Updated:

By
In consolidated petitions for review, petitioners challenged three regulations - the Major Boilers Rule, the Area Boilers Rule, and the Commercial/Industrial Solid Waste Incinerators (CISWI) Rule - promulgated by the EPA under the Clean Air Act (CAA), 42 U.S.C. 7401 et seq., that sets emissions limits on certain combustion machinery known to release hazardous air pollutants (HAPs). The court vacated the “maximum achievable control technology” (MACT) standards for all major boiler subcategories that would have been affected had the EPA considered all sources included in the subcategories. The court remanded, without vacature to the EPA to: (1) adequately explain how CO acts as a reasonable surrogate for nondioxin/furan organic HAPs; (2) set emission standards for cyclonic burn barrels; (3) determine whether burn-off ovens, soil treatment units, and space heaters are CISWI units and, if so, to set standards for those types of units; (4) adequately explain the exclusion of synthetic boilers from Title V’s permitting requirements; and (5) adequately explain the choice of “generally available control technologies” (GACT) standards over MACT standards for non-Hg metals. View "U.S. Sugar Corp. v. EPA" on Justia Law
By
Updated:

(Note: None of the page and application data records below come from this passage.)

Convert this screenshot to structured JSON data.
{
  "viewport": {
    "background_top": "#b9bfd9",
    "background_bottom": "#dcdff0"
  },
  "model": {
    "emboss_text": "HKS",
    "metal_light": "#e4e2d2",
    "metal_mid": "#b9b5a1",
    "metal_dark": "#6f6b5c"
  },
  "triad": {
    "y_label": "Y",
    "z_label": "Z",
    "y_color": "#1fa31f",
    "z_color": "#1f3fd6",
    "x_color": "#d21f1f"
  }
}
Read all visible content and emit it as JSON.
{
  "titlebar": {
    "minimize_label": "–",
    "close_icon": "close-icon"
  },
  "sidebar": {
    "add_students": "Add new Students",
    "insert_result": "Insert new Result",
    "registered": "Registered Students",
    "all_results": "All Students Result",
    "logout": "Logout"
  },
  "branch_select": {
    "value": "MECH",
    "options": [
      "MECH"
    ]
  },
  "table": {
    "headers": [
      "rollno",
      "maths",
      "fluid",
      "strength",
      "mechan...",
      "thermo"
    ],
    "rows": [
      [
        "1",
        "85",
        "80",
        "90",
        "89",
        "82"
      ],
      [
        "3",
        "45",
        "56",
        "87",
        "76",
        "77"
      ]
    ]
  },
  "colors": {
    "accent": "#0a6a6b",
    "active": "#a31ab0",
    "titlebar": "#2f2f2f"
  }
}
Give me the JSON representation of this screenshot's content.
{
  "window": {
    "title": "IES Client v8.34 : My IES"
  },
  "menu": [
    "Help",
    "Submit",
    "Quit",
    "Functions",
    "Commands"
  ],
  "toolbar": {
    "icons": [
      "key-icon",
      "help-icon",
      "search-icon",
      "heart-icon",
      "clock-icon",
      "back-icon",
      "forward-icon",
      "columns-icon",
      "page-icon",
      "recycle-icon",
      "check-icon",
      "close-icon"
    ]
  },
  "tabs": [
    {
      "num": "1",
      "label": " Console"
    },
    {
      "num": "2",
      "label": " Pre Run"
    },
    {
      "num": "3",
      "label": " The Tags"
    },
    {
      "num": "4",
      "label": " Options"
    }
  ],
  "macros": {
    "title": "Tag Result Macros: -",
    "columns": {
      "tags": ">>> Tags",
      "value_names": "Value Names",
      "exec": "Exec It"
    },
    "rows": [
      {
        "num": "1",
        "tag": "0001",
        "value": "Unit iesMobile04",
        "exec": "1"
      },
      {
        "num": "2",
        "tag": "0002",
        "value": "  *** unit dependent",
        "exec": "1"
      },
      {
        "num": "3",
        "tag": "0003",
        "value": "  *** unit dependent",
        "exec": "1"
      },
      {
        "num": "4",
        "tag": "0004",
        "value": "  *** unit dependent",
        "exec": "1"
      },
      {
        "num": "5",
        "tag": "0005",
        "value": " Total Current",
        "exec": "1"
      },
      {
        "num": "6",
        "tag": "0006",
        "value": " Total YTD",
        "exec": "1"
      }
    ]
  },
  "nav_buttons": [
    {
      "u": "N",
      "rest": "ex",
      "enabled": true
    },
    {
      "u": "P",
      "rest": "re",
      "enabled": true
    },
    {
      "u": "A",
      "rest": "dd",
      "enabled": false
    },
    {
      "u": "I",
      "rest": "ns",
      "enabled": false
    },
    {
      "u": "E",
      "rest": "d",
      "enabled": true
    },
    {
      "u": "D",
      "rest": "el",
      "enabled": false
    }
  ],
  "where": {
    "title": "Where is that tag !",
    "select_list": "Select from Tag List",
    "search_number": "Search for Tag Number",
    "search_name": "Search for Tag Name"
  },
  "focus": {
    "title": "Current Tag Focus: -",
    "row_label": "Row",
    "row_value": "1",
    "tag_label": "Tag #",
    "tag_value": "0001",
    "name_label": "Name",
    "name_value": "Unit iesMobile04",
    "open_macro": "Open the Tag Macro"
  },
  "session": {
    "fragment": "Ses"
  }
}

By
During the time EPA had been applying the incorrect (and more relaxed) statutory framework to fine particulate matter, some of the stricter compliance deadlines that would have applied under the correct statutory framework had already elapsed. In its implementation rule, the agency made certain adjustments to those deadlines in an effort to avoid treating states as having already missed deadlines of which they were never aware. WildEarth Guardians challenges EPA’s authority to adjust the deadlines. The court held that, in the novel circumstances presented here, EPA reasonably acted within its statutory authority in adopting new deadlines aimed to avoid imposing retroactive burdens on states seeking to achieve compliance with governing air quality standards. Accordingly, the court dismissed the petition as it concerns the 1997 standard and otherwise denied the petition for review. View "WildEarth Guardians v. EPA" on Justia Law
By
Updated:

By
The Cowlitz gained legal status as a tribe in the eyes of the government in 2002 and then successfully petitioned the Department of the Interior to take into trust and declare as their “initial reservation” a parcel of land. The Cowlitz wish to use this parcel for tribal government facilities, elder housing, a cultural center, as well as a casino. Two groups of plaintiffs, Clark County and Grande Ronde, filed suit under the Administrative Procedure Act (APA), 5 U.S.C. 551 et seq., challenging the Interior Secretary’s decision to take the land into trust and to allow casino-style gaming. The district court consolidated the actions and subsequently ruled in favor of the Secretary and Cowlitz. The court concluded that the Secretary reasonably interpreted and applied the Indian Reorganization Act (IRA), 25 U.S.C. 461 et seq., to conclude that the Cowlitz are a recognized Indian tribe now under Federal jurisdiction; the Secretary reasonably determined that the Cowlitz meet the “initial-reservation” exception to the Indian Gaming Regulatory Act (IGRA), 25 U.S.C. 2701 et seq.; and the court rejected plaintiffs' remaining claims of error under the IRA, the National Environmental Policy Act (NEPA), 42 U.S.C. 4321 et seq., and 25 C.F.R. 83.12(b), based on the Secretary’s alleged failure independently to verify the Tribe’s business plan and membership figures. Accordingly, the court affirmed the judgment. View "Confederated Tribes of the Grand Ronde v. Jewell" on Justia Law